Mechanics of materials are characterized in certain parameters such as utimate tensile strength, elongation and more. This a very engineering focused way of describing features. In trauma care other features are highlighted:

• Bending resistance until breakage of the fracture plate,
• Easy and controllable insertion of screws,
• Torque resistance of the screw drive before the screw drive is rounded,
• Safe and stable bone fragment repostioning and many more.

As magnesium is a light metal and the use as biomaterial is relatively new, we will think through some implant design features and compare it to existing implant materials.

General implant material comparison

A lot of the material behaviour and the derived implant behaviour can be read in the Tension-Elongation Diagram. We have brought an actual exemplary test result from our lab:

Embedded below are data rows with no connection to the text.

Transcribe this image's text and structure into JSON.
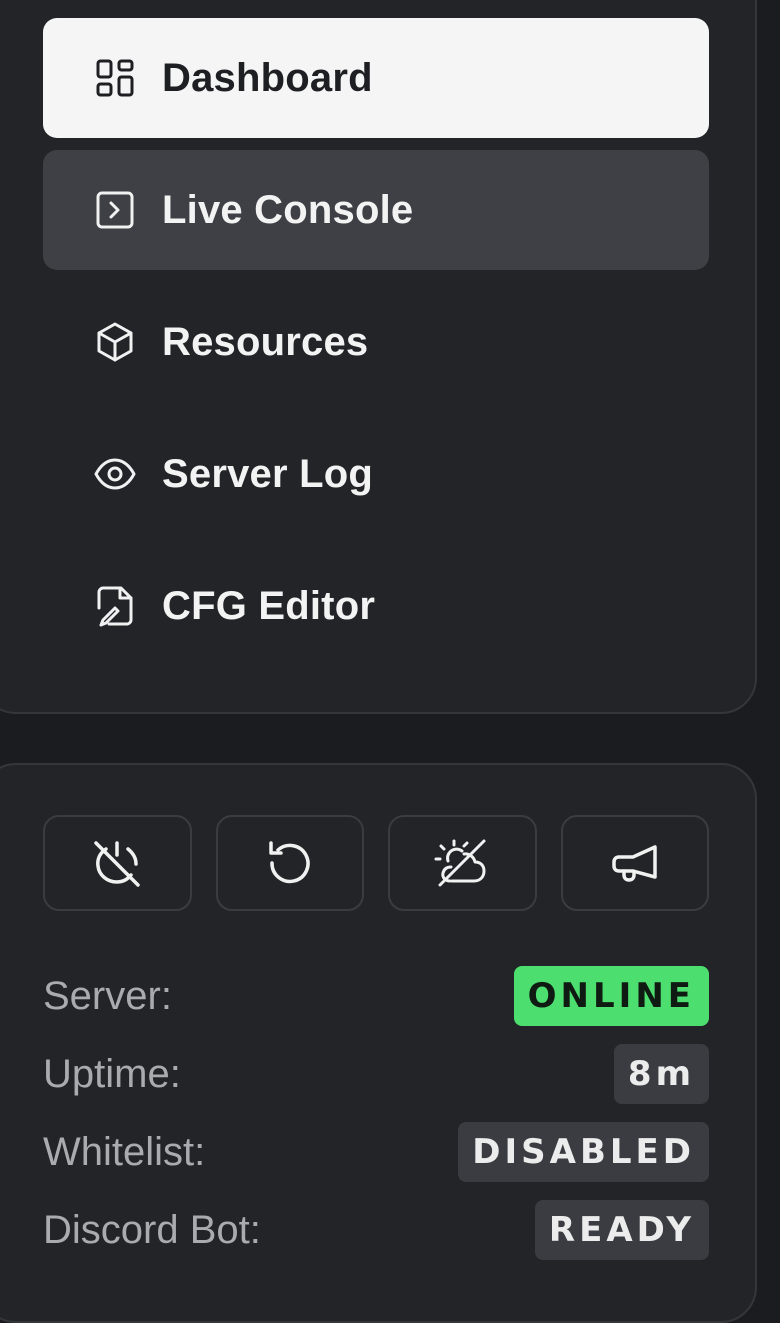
{
  "nav": {
    "items": [
      {
        "label": "Dashboard",
        "icon": "dashboard-grid-icon",
        "state": "active"
      },
      {
        "label": "Live Console",
        "icon": "terminal-icon",
        "state": "hover"
      },
      {
        "label": "Resources",
        "icon": "cube-icon",
        "state": "default"
      },
      {
        "label": "Server Log",
        "icon": "eye-icon",
        "state": "default"
      },
      {
        "label": "CFG Editor",
        "icon": "file-edit-icon",
        "state": "default"
      }
    ]
  },
  "actions": [
    {
      "name": "power-off-button",
      "icon": "power-off-icon"
    },
    {
      "name": "restart-button",
      "icon": "restart-icon"
    },
    {
      "name": "no-weather-button",
      "icon": "cloud-sun-off-icon"
    },
    {
      "name": "announce-button",
      "icon": "megaphone-icon"
    }
  ],
  "status": {
    "server_label": "Server:",
    "server_value": "ONLINE",
    "uptime_label": "Uptime:",
    "uptime_value": "8m",
    "whitelist_label": "Whitelist:",
    "whitelist_value": "DISABLED",
    "discord_label": "Discord Bot:",
    "discord_value": "READY"
  },
  "colors": {
    "background": "#1b1c1f",
    "panel": "#222428",
    "active_item": "#f5f5f5",
    "hover_item": "#3f4045",
    "online_badge": "#4cde6f",
    "badge": "#3a3c41"
  }
}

The x-axis describes the elongation of the material, the resulting tensile strength is displayed on the y-axis. The tensile strength is displayed in measured Force divided by the cross section of the rod. The unit of the resulting tension is Newton (Force) by Section (mm²) or N/mm².

To visualize this: A force of 500N (Meaning the gravity force of appr. 50kg) applied on a rod with a diameter of 2mm would result in a tension of 500N/ (1mm²*π) = 166 N/mm²
In this example, a 2mm magnesium rod can withstand the gravity load of 100kg or 1000N before plastic deformation starts and it begins to deform. Up to this point it will always return into its original geometry (like a spring). Loads above this limit result in a plastic, permanent deformation.

Using fracture plates, it is of essential importance to allow small bending operations to precisely match the anatomical shape of the fractured bone. The design of the alloy behaviour must therefore leave room for a plastic deformation in a controlled manner, this can be found in the diagram in the plastic deformation after the elastic phase.

Prominent polymer materials such as PEEK display a value of 100 N/mm², translated to a 2mm rod allow a load of 30kg. Resorbable materials like PLLA or PLDLA normaly reach their limit at around 50 N/mm². Biocomposite materials, such as used by most sports medicine companies, even reach lower limits as the mixed ceramic material such as ß-TCP further weakens the structure.

In comparison to resorbable materials, modern surgical permanent titanium materials reach out to 800-1000 N/mm² with the known usual possibilities of bending manipulation., which allows a downsizing of trauma implants. In comparison cortical bone reaches up to 250 N/mm².

The mechanical resistance of magnesium is in the middle in between polymers and titanium materials. In comparison to polymers, which are favorable to break instantly (ductile behaviour) , magnesium implants allow anatomical bending for a safe configuration.

Implant screws: Interface design

A trauma implant always has, in most cases, two or three, interfaces: The is the implant-Instrument interface, the so-called drive, an optional screw-plate interface and the screw bone interface.

The implant-instrument interface is incorporated in the screw head. The torque to protrude the screw into the bone is transmitted through a small surface. This results in a lot of load on this section. Polymer designs have trouble to transmit the required torque and establish a resulting compression force due to their low mechanical resistance. In comparison with titanium, magnesium implants require special attention concerning the drive design. The required insertion torques, around 1-2Nm for 2.7mm cortical bone screws, represent values closer to the mechanical limits.

As bioabsorbable magnesium screws are inserted into hard cortical bone, we only apply the more stable drive shape designs. Most of our products will feature a star shaped drive interface. In internal testing we have measured the maximum torques before screw-driver cams out and the drive is finally “stripped” or “rounded”, meaning a total failure of the interface.

In a total perspective, a mechanical chain has always one component which represents the weakest link. In screw design, this should always be the drive. The instrument (driver) shall not break, as it is expensive and possibly harmful to the user and the patient (because of possible sharp pieces). If the screw head shears off completely, a headless threaded pin is hardly removable. In comparison to titanium implants, in an “emergency” magnesium implants can be overdrilled using standard surgical drills.

As a result, the magnesium designs, require a larger drive (meaning transmitting surface) than comparable titanium implants to ensure the same usability. The maximum torque which can be applied by manual insertion is very much influenced by the handle of the screwdriver. After these lessons, we put a lot of stress on the right sizing for the screwdriver handle and have applied torque limiter whenever useful.

The world of resorption adds very interesting new aspects into the equation. We will look more closely into this in another blog post.

Author: KR